What if the US Air Force routinely (I mean daily or weekly) bombed Camden, Soho, Moss Side, and Mile Cross, purporting to target 'safe houses' of 'criminal gangs', but inevitably killing a lot of children and little old ladies? What if from time to time the US Army besieged Camden and Mile Cross and the precincts of Canterbury Cathedral, killing hundreds of armed members of the 'Christian Soldiers'? What if entire platoons of the Christian militia were holed up in Highgate Cemetery, and were bombarded by US Air Force warplanes daily, this bombing destroying hundreds of famous graves? What if the Archbishop of Canterbury had to call for a popular march of tens of thousands of Christian believers to converge at Canterbury Cathedral to stop the US from damaging it further, through its bombing raids?

What if there were virtually no non-military air or rail travel within Britain? What if many roads were highly dangerous, especially the M1 from the North Circular to Watford Gap, and the M6 from Birmingham to Manchester? If you used those motorways, you were gambling with your life, at risk of carjacking, or 'collateral damage' from American troops' guns.

What if no-one outside Westminster had electricity for more than 12 hours a day? What if electricity went off at unpredictable times, causing factories to grind to a halt, and air conditioning to fail in the middle of intense summer heatwaves? What if the North Sea oil rigs were bombed and disabled at least monthly? What if unemployment hovered around 40%, and in inner city areas was nearer to 80%?

What if veterans of the Ulster Freedom Fighters and ex-police officers who had been sacked for their 'shoot to kill' policy against Irish Catholics were brought in by the Americans to run the government and the army, on the theory that we need tough men in charge at times of crisis?

What if only 2% of the electorate supported the (American-appointed) Prime Minister? What if the British people consistently said in opinion polls that they wanted elections now, that they were more scared of the Americans than of the guerrillas, and that they simply wanted the occupying 'coalition' forces to leave now - and yet the 'coalition' leaders kept insisting that the people welcomed them, and that anyway they were only staying at the invitation of the new 'sovereign' British government

What if the PM was promising elections, next year, but was saying openly that maybe voting would 'regrettably' just not be able to take place in most of the 'middle England triangle', stretching from Camden to Oxford to Peterborough, because it was just too dangerous there?

What if the American and Italian leaders maintained that nevertheless freedom, democracy and peace, US-style, are just around the corner?

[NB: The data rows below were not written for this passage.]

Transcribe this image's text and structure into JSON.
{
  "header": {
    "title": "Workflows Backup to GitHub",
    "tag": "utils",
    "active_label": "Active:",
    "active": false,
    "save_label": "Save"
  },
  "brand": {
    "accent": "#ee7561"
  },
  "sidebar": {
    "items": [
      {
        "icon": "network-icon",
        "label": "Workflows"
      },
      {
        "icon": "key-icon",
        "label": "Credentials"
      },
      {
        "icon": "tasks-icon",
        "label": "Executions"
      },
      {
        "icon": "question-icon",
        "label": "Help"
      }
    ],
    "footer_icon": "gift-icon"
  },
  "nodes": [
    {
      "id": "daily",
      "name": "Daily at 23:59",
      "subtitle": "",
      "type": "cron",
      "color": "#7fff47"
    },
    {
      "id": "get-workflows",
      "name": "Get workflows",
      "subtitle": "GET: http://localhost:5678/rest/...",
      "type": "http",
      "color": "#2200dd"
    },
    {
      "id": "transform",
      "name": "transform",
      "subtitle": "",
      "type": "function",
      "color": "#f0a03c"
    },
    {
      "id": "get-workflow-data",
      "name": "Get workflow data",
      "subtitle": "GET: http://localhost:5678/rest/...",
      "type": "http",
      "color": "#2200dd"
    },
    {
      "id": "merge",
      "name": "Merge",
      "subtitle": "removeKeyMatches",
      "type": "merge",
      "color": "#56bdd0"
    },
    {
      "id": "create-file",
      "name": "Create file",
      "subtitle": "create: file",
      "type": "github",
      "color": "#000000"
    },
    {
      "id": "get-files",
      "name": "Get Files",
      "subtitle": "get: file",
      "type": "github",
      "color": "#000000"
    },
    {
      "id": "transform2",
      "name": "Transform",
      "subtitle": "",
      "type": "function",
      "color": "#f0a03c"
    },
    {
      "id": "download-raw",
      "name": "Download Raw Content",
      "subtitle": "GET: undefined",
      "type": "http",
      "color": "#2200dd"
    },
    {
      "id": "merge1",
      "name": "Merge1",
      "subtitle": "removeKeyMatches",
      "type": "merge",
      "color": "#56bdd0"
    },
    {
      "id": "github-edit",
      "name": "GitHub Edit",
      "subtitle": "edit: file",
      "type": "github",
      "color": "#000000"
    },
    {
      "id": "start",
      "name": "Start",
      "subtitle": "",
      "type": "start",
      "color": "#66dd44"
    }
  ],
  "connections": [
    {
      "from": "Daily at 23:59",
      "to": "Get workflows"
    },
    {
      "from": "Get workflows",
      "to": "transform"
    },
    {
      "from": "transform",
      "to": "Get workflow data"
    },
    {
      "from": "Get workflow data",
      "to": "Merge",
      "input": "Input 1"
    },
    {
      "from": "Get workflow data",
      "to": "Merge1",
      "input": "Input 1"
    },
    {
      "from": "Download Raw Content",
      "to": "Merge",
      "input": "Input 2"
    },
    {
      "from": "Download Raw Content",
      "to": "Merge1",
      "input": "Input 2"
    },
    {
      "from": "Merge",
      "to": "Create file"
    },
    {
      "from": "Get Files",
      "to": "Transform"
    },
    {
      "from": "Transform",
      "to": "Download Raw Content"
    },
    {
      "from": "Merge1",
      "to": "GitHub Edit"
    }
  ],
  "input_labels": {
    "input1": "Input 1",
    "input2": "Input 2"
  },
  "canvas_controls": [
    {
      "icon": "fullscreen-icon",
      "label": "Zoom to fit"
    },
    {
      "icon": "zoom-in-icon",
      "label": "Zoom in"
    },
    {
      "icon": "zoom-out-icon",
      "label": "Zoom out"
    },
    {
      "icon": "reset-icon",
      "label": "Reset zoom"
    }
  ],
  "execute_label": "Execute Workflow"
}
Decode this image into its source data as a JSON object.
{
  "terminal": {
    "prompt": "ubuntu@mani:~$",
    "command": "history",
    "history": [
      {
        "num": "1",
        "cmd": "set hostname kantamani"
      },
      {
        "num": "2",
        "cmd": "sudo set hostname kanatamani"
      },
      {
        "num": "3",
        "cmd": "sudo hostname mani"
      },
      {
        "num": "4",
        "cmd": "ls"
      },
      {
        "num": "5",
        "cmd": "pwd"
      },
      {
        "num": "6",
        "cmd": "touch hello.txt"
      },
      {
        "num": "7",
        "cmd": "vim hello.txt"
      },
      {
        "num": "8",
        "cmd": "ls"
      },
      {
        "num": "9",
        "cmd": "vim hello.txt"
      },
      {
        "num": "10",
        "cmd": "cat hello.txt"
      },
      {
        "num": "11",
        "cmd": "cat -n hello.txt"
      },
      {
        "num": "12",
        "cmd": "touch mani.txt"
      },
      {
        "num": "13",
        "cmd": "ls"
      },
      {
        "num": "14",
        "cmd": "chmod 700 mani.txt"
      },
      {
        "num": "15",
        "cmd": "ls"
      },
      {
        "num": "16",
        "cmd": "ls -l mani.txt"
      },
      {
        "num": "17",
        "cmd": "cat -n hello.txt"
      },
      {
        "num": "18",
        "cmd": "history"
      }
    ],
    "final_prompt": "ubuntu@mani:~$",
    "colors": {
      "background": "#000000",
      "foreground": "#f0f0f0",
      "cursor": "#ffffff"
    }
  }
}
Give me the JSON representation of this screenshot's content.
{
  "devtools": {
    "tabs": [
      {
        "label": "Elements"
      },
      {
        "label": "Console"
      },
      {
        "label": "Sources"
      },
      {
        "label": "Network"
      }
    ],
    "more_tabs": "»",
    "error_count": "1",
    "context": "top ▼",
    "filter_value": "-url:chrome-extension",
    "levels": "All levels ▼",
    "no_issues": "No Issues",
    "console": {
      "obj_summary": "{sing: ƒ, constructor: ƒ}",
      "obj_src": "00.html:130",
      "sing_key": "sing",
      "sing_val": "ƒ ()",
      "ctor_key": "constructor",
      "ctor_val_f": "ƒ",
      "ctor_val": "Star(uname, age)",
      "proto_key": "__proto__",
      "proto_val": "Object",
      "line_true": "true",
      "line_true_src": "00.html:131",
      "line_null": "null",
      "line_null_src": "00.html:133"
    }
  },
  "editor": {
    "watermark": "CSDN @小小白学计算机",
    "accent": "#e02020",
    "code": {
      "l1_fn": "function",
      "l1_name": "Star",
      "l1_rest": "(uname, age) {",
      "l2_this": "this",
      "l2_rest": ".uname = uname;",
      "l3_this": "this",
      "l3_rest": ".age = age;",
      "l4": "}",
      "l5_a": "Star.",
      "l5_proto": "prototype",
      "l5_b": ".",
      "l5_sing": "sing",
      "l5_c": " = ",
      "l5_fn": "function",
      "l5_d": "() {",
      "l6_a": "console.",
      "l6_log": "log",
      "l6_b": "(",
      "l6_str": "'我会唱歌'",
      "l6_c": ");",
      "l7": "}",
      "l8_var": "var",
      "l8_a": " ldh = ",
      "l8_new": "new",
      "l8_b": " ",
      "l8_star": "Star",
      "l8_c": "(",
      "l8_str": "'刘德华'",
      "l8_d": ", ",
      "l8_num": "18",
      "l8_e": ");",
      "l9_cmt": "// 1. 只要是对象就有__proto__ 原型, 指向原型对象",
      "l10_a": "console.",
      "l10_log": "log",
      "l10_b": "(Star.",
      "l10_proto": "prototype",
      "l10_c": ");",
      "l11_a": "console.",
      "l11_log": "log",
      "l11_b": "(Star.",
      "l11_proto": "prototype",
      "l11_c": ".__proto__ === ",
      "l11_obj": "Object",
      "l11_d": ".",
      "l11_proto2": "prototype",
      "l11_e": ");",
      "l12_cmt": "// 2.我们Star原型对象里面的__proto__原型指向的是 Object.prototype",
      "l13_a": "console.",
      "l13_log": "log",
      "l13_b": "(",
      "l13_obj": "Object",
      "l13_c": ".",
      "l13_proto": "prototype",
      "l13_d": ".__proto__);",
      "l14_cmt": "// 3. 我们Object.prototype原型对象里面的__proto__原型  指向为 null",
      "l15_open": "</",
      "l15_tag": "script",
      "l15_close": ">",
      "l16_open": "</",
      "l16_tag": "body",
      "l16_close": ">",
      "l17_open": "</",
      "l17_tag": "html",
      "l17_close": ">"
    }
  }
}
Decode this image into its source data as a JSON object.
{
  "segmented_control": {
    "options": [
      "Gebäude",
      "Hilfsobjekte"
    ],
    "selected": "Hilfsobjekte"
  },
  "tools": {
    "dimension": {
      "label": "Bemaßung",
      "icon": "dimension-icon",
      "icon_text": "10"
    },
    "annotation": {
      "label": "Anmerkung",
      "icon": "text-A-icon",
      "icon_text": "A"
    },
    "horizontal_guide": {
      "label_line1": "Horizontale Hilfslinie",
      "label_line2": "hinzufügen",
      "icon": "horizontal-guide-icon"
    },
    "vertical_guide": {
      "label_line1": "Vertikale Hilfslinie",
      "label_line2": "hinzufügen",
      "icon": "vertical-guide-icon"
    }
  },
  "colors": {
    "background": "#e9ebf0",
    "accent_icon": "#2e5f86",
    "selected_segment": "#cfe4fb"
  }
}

With thanks for inspiration to Juan Cole, Michigan University, USA. Join him, me and tens of thousands more, at the mass demonstration against the occupation of Iraq at the close of the European Social Forum, tomorrow, in Trafalgar Square.